===== Data for this exercise
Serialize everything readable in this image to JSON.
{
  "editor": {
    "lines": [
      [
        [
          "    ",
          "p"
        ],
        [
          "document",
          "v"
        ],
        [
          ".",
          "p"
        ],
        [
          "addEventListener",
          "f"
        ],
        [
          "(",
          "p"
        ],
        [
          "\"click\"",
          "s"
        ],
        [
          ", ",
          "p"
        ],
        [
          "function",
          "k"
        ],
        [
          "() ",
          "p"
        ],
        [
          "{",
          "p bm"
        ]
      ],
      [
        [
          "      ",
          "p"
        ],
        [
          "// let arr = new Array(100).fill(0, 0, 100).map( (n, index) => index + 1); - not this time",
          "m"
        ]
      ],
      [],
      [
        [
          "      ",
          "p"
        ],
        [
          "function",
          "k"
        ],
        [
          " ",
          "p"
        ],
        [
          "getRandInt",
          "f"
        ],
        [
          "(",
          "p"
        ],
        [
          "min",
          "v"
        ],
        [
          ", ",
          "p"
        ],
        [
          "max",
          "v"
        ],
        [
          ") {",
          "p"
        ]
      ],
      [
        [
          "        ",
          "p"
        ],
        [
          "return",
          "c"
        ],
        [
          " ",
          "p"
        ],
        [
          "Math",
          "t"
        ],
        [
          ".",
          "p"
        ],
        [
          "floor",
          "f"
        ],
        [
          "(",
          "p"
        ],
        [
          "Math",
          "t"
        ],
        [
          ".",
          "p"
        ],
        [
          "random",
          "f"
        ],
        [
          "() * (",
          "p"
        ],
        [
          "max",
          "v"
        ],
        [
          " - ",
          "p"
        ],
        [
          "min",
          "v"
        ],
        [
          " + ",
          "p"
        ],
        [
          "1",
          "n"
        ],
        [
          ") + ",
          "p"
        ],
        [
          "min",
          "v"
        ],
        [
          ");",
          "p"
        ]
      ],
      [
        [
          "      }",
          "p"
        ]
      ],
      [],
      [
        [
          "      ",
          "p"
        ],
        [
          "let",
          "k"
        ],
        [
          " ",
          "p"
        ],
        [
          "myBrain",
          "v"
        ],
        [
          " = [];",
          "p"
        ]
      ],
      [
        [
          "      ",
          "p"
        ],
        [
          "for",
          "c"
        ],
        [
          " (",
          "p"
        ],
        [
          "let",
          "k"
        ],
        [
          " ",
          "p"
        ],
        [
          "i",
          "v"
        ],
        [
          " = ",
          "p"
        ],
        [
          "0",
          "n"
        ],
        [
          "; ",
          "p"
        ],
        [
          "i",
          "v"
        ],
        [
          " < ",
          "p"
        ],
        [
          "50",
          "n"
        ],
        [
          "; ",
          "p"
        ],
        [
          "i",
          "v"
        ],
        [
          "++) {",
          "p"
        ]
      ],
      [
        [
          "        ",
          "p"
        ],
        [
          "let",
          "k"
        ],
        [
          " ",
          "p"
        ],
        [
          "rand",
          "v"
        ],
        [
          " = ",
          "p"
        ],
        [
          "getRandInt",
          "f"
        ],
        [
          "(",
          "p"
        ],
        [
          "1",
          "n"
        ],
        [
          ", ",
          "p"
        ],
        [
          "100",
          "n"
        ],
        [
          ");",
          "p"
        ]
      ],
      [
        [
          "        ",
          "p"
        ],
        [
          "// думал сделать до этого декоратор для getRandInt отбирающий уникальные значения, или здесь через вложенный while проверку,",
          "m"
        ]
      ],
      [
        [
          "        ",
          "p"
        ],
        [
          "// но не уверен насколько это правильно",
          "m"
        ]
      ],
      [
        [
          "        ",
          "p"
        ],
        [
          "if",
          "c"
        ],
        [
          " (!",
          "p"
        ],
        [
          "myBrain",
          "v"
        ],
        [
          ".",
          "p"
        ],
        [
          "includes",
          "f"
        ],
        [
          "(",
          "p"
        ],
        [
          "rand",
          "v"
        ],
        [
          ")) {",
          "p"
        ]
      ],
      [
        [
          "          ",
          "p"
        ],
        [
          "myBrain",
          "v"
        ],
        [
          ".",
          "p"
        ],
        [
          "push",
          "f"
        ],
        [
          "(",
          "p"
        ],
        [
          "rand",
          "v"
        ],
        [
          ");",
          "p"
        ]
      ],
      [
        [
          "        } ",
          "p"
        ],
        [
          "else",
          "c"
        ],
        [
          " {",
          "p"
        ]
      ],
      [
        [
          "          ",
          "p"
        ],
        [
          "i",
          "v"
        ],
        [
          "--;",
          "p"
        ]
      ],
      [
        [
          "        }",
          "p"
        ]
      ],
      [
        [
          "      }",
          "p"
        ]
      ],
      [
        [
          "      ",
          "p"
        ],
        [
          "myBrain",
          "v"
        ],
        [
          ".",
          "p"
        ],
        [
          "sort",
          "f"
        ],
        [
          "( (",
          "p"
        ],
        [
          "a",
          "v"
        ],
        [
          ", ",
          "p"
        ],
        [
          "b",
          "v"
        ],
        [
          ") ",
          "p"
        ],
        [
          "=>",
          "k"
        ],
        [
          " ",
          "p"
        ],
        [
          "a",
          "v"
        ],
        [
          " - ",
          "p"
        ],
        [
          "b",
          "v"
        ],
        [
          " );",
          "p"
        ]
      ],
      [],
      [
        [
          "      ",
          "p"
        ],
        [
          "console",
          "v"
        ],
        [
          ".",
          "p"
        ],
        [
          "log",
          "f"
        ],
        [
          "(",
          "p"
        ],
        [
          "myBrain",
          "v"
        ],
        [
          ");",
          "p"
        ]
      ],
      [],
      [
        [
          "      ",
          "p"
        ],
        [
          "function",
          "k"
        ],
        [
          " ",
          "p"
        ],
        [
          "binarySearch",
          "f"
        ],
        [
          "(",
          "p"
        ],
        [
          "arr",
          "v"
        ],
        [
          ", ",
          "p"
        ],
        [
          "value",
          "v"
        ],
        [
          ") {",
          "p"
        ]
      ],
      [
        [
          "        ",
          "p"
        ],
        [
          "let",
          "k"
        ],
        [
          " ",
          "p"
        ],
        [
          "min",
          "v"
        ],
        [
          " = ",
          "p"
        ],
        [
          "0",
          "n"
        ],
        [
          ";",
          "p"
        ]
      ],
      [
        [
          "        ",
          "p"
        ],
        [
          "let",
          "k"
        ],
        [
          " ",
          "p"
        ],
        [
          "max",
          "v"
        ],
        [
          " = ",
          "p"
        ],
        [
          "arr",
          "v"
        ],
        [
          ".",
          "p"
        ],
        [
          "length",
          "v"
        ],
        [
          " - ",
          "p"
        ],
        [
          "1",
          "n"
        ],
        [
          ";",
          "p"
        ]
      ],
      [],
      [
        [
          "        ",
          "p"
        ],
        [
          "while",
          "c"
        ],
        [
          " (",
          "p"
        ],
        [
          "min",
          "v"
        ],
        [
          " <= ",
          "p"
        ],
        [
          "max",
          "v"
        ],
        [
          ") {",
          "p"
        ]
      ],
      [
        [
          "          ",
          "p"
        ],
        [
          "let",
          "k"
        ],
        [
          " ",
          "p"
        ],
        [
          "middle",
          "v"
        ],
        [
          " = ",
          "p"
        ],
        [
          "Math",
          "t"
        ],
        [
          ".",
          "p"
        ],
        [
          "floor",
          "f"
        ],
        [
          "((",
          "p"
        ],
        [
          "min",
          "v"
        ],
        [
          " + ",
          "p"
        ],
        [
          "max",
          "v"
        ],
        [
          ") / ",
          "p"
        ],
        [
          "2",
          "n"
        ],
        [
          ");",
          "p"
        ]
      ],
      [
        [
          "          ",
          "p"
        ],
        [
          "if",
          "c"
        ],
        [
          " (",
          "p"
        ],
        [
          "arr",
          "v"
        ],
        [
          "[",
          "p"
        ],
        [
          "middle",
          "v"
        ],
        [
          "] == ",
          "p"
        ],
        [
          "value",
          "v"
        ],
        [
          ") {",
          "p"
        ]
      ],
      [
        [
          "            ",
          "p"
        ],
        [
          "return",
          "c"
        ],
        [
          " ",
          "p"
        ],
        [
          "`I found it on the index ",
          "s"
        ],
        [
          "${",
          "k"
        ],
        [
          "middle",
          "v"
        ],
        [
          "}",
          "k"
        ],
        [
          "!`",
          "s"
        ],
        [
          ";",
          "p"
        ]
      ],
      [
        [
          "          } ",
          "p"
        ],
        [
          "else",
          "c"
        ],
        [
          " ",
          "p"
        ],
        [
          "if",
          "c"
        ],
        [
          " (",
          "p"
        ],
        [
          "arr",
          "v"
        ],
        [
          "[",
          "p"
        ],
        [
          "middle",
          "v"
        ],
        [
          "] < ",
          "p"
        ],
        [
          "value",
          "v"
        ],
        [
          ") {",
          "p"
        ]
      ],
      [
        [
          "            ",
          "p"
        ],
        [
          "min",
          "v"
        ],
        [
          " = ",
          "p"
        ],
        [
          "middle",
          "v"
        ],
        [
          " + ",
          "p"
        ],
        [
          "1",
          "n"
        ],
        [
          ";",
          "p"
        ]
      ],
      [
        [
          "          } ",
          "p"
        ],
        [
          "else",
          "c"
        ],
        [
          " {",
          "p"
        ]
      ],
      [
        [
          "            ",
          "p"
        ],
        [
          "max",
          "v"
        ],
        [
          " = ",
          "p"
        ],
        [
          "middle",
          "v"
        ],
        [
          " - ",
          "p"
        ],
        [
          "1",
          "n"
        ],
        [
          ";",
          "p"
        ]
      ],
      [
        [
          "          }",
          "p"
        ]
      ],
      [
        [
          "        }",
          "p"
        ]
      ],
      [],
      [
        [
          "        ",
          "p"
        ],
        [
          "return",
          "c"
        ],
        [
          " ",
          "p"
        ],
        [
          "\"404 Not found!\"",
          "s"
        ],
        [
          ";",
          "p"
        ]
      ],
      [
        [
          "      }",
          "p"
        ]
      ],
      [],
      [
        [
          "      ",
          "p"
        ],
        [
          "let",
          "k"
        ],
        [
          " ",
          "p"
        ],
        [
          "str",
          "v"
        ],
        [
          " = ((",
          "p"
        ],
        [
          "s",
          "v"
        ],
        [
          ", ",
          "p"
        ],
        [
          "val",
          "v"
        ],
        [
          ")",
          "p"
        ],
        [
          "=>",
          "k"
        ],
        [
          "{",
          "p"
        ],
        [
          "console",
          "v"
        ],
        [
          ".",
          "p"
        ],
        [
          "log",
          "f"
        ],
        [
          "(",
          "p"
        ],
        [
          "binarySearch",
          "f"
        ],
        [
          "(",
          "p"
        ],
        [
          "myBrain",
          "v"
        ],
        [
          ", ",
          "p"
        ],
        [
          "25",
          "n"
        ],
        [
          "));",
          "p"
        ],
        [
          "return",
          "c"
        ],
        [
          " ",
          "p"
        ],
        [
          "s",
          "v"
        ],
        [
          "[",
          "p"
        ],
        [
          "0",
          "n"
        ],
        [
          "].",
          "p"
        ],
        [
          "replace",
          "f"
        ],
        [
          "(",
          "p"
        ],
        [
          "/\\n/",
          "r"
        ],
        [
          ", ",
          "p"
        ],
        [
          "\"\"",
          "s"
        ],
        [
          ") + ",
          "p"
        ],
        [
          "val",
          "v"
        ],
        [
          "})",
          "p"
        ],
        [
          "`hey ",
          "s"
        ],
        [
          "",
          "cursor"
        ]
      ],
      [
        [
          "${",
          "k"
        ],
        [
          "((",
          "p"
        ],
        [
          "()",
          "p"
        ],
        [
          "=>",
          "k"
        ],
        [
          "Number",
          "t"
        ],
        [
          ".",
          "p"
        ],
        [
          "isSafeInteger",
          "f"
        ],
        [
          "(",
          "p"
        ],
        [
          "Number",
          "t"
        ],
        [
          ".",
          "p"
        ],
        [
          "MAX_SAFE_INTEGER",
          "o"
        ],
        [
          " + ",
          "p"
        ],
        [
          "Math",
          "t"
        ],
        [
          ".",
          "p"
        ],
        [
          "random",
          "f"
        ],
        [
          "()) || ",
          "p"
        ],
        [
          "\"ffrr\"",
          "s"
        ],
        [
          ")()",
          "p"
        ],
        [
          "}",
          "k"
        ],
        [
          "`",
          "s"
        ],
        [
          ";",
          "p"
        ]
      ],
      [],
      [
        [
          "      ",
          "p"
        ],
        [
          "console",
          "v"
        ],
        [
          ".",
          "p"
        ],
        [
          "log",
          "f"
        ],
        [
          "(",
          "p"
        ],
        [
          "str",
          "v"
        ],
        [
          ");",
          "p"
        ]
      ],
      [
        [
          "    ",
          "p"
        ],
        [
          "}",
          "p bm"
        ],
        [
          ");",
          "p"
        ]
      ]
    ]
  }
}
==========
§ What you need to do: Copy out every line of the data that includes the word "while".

§ Exercise result:
          "// думал сделать до этого декоратор для getRandInt отбирающий уникальные значения, или здесь через вложенный while проверку,",
          "while",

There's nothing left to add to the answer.